Data supplied Start Marker

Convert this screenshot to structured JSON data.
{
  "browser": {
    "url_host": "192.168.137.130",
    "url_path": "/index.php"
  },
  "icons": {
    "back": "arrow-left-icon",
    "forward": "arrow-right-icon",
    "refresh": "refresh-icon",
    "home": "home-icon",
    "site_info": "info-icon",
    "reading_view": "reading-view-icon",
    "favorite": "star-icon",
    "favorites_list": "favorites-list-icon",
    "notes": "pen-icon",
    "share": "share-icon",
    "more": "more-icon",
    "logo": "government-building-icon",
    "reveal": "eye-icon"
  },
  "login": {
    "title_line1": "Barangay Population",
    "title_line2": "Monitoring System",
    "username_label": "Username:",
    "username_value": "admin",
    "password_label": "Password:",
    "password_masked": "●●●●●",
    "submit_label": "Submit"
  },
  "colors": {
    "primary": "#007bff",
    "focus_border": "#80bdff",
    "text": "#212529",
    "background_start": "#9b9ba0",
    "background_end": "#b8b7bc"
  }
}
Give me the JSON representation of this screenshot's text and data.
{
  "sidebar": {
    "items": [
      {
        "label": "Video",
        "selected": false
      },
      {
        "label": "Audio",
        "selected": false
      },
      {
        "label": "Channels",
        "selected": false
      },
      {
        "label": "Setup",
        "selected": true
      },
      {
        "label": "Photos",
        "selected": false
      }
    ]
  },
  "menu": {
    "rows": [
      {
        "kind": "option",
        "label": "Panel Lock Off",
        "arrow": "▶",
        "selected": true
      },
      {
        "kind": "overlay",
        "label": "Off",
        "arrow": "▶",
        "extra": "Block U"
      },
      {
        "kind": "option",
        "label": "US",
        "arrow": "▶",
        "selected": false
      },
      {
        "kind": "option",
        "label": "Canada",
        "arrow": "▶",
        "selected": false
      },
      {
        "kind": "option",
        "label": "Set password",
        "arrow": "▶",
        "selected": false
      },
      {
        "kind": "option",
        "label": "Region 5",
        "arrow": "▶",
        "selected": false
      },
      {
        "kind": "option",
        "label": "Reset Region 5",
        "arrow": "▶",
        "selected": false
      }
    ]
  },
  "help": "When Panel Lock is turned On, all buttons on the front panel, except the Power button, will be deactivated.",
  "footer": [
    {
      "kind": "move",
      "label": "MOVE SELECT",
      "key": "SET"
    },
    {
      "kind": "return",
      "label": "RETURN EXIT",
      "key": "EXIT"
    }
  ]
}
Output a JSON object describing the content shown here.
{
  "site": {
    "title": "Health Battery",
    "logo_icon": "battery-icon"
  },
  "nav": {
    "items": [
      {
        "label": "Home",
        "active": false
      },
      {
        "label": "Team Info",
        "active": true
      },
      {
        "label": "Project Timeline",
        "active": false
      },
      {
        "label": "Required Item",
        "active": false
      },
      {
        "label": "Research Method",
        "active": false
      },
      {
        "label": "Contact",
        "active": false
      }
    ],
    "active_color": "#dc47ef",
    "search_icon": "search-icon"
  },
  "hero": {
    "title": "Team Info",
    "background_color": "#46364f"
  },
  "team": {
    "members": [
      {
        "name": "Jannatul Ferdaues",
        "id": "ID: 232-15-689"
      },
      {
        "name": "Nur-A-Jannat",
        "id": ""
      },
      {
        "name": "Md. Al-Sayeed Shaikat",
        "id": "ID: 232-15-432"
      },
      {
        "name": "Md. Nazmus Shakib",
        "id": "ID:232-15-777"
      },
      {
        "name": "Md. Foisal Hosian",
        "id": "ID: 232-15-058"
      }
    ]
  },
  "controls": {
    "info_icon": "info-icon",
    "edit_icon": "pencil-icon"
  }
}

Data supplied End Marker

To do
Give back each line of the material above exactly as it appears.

Expected output
Convert this screenshot to structured JSON data.
{
  "browser": {
    "url_host": "192.168.137.130",
    "url_path": "/index.php"
  },
  "icons": {
    "back": "arrow-left-icon",
    "forward": "arrow-right-icon",
    "refresh": "refresh-icon",
    "home": "home-icon",
    "site_info": "info-icon",
    "reading_view": "reading-view-icon",
    "favorite": "star-icon",
    "favorites_list": "favorites-list-icon",
    "notes": "pen-icon",
    "share": "share-icon",
    "more": "more-icon",
    "logo": "government-building-icon",
    "reveal": "eye-icon"
  },
  "login": {
    "title_line1": "Barangay Population",
    "title_line2": "Monitoring System",
    "username_label": "Username:",
    "username_value": "admin",
    "password_label": "Password:",
    "password_masked": "●●●●●",
    "submit_label": "Submit"
  },
  "colors": {
    "primary": "#007bff",
    "focus_border": "#80bdff",
    "text": "#212529",
    "background_start": "#9b9ba0",
    "background_end": "#b8b7bc"
  }
}
Give me the JSON representation of this screenshot's text and data.
{
  "sidebar": {
    "items": [
      {
        "label": "Video",
        "selected": false
      },
      {
        "label": "Audio",
        "selected": false
      },
      {
        "label": "Channels",
        "selected": false
      },
      {
        "label": "Setup",
        "selected": true
      },
      {
        "label": "Photos",
        "selected": false
      }
    ]
  },
  "menu": {
    "rows": [
      {
        "kind": "option",
        "label": "Panel Lock Off",
        "arrow": "▶",
        "selected": true
      },
      {
        "kind": "overlay",
        "label": "Off",
        "arrow": "▶",
        "extra": "Block U"
      },
      {
        "kind": "option",
        "label": "US",
        "arrow": "▶",
        "selected": false
      },
      {
        "kind": "option",
        "label": "Canada",
        "arrow": "▶",
        "selected": false
      },
      {
        "kind": "option",
        "label": "Set password",
        "arrow": "▶",
        "selected": false
      },
      {
        "kind": "option",
        "label": "Region 5",
        "arrow": "▶",
        "selected": false
      },
      {
        "kind": "option",
        "label": "Reset Region 5",
        "arrow": "▶",
        "selected": false
      }
    ]
  },
  "help": "When Panel Lock is turned On, all buttons on the front panel, except the Power button, will be deactivated.",
  "footer": [
    {
      "kind": "move",
      "label": "MOVE SELECT",
      "key": "SET"
    },
    {
      "kind": "return",
      "label": "RETURN EXIT",
      "key": "EXIT"
    }
  ]
}
Output a JSON object describing the content shown here.
{
  "site": {
    "title": "Health Battery",
    "logo_icon": "battery-icon"
  },
  "nav": {
    "items": [
      {
        "label": "Home",
        "active": false
      },
      {
        "label": "Team Info",
        "active": true
      },
      {
        "label": "Project Timeline",
        "active": false
      },
      {
        "label": "Required Item",
        "active": false
      },
      {
        "label": "Research Method",
        "active": false
      },
      {
        "label": "Contact",
        "active": false
      }
    ],
    "active_color": "#dc47ef",
    "search_icon": "search-icon"
  },
  "hero": {
    "title": "Team Info",
    "background_color": "#46364f"
  },
  "team": {
    "members": [
      {
        "name": "Jannatul Ferdaues",
        "id": "ID: 232-15-689"
      },
      {
        "name": "Nur-A-Jannat",
        "id": ""
      },
      {
        "name": "Md. Al-Sayeed Shaikat",
        "id": "ID: 232-15-432"
      },
      {
        "name": "Md. Nazmus Shakib",
        "id": "ID:232-15-777"
      },
      {
        "name": "Md. Foisal Hosian",
        "id": "ID: 232-15-058"
      }
    ]
  },
  "controls": {
    "info_icon": "info-icon",
    "edit_icon": "pencil-icon"
  }
}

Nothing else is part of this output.